There has been one scene replaying in my mind all week. It is the pivotal scene in The Bell Jar where Esther is riding in the backseat of her mother's station wagon, defeated and small after her ego-crushing adventures in the gloss and lies of Manhattan, watching the telephone poles of the suburbs drift by which remind her of the dread and monotony of an unfree life, and then her mother drops what she doesn't realize is a bomb, that she did not gain access to the writing seminar at Harvard that she had pinned all of her hopes on for escape that summer. That sense of stuckness. This is based on an event in Sylvia Plath's own life - whose writing seminar was it that Plath did not gain access to? I don't remember. But that was always what I found so real and poignant about The Bell Jar - that the breakdown was catalyzed by a crushing creative rejection. That Esther felt she would never write again. When I too had my glossy magazine internship my senior year, when I buried myself in my all-girl's boarding house at night to work on an incomprehensible play on madness, going mad in the process, then returning to Northwestern feeling so sure that I could not be a journalist, I needed to be a playwright or a novelist, I didn't know how, this is too what catalyzed my fall - the fall and the call and the pills and the parents and the taxicabs to shrinks out of the telephone book and the hallucinations at 4am and the cocktails of drugs licit and illicit and the water bed I hacked to pieces - the surreal certainty that I was a character, not a writer, I would never be a writer. Why did this disturb so a girl of not yet 21, who had only written a bad incomprehensible play and a few short stories and boxes of unfinished journals and articles of magazine journalism and theater reviews? That I would not be a writer? And why do we as women (is it gendered, I don't know) take rejections of our writing as rejections of our persons? Of our interiority? Of our value as subjects, not just as objects? Perhaps it's because, as I wrote in the recent lengthy rant of a non-text that's since be almost-erased, because we are born with everyone being critical of us, we must be proper, well-behaved, pretty, and we internalize this decimating gaze, so a criticism of one's work, if one's work draws from one's life, becomes in some way a criticism of one's life lived at one time prettily and banally and recklessly.
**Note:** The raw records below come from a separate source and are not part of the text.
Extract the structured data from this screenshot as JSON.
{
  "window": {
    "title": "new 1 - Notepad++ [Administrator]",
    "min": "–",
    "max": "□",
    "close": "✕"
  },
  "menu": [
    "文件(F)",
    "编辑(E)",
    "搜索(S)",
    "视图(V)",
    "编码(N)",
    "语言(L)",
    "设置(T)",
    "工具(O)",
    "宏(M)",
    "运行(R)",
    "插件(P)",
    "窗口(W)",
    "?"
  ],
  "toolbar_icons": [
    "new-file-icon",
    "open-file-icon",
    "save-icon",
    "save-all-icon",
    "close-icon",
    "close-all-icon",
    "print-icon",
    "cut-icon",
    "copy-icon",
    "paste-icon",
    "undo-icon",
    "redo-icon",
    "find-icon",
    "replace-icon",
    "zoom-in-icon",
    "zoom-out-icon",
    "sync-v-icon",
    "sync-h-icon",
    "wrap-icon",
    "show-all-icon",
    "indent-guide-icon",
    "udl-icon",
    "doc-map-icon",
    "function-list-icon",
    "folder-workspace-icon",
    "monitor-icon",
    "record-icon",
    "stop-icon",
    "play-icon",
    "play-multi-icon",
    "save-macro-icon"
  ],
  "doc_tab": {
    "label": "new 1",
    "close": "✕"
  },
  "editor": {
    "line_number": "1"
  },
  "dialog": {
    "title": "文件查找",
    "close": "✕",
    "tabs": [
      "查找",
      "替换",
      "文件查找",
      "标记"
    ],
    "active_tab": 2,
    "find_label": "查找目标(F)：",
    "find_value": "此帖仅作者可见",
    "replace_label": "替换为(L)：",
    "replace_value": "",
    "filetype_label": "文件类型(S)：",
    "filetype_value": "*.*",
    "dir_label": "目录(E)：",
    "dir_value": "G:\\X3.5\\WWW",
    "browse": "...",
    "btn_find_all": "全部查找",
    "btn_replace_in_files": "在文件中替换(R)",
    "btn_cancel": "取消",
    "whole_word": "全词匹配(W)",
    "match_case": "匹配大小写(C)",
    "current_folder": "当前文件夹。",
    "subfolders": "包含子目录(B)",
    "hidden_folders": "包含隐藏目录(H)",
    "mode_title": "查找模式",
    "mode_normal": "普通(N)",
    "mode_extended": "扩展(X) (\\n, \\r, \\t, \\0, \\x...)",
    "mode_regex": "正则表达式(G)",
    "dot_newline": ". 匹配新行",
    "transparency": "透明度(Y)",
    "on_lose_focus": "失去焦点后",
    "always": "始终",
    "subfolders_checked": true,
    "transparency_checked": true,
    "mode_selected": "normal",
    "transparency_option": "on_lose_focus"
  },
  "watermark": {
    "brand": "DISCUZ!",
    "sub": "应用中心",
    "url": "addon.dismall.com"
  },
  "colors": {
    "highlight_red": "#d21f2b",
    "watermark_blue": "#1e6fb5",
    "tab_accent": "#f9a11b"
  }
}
I am actually not alluding to the negative review of O Fallen Angel. I actually experienced another rejection yesterday, I don't want to be too specific about the rejection, because this is not about calling forth it like a demonic vomit but looking at it critically, at the hurt underneath all of it. Oh but I guess I lack the ability to be subtle or nuanced. Let's just say that a woman writer, who I admire, and is very very well-feted and admired, wrote me a well-meaning but pretty decimating critique of a book that I have coming out, because I had approached her to read it and if possible write a blurb for it, and when I read this said email I felt destroyed, I was sitting in our car outside the building on campus in Pittsburgh where my graduate students were doing their final reading, I was supposed to bring wine and be composed and teacherly and supportive, and instead up until the minutes where I had to be in class I sat in the car and put my head between my legs and heaved and heaved and sobbed, surprising myself, because I usually try to control myself before experiencing emotions that intense, fearful of being destroyed, and retched without being able to vomit, really the most abject girl at that moment, while John stroked my back and murmured nothings like a mother. Although afterwards I was fairly composed on the outside despite the shiny redness of my face and glassy eyes, that become so green when I cry like this, I was able to exist for my students and respond to their reading and be teacher, however, difficult that was, this sent me in a bit of a spin last night, I was again all flailing and green, I hate that familiar sense of chaos, and I forwarded this email to four women writers who had read the novel, and I thought, loved it, or at least liked it, and then I hated myself for wanting this sort of validation from the outside when I know I have to be strong and skinned and all of that. Sometimes lately I have felt so exquisitively unskinned and open, raw and wounded, and that is how I have been going about the world. But I think I rallied - I rallied myself, some words from these other women rallied me as well - but I thought though riding home the two hours to Akron in snow that was like one imagined it, I thought while trying not to think, trying to benumb myself, I thought about Sandra Gilbert and Susan Gubar's essay "Infection in the Sentence," that I have quoted here, often, that's in their treatise on Victorian women writers, Madwomen in the Attic. These diseases women writers suffered, perhaps they still do. The anxiety not only of influence but of authorship - the right to write one's own story at all. But also of influence - to create new traditions, even when older traditions reject you. But also made me think about the female literary tradition that Gilbert/Gubar say that Victorian women writers lacked, excluded from the oedipal father-son tradition of destroying one's masters that Harold Bloom wrote about in his theories of an anxiety of influence - but perhaps we are not excluded from that anymore. Perhaps we still let our masters destroy us. And perhaps we must, in order to be born as authors, learn from and then discard them in order to carve out new territory. But why must this all be so destructive? Or: why does it have to be nurturing? I have these ambiguous, inexact questions, circling in my mind.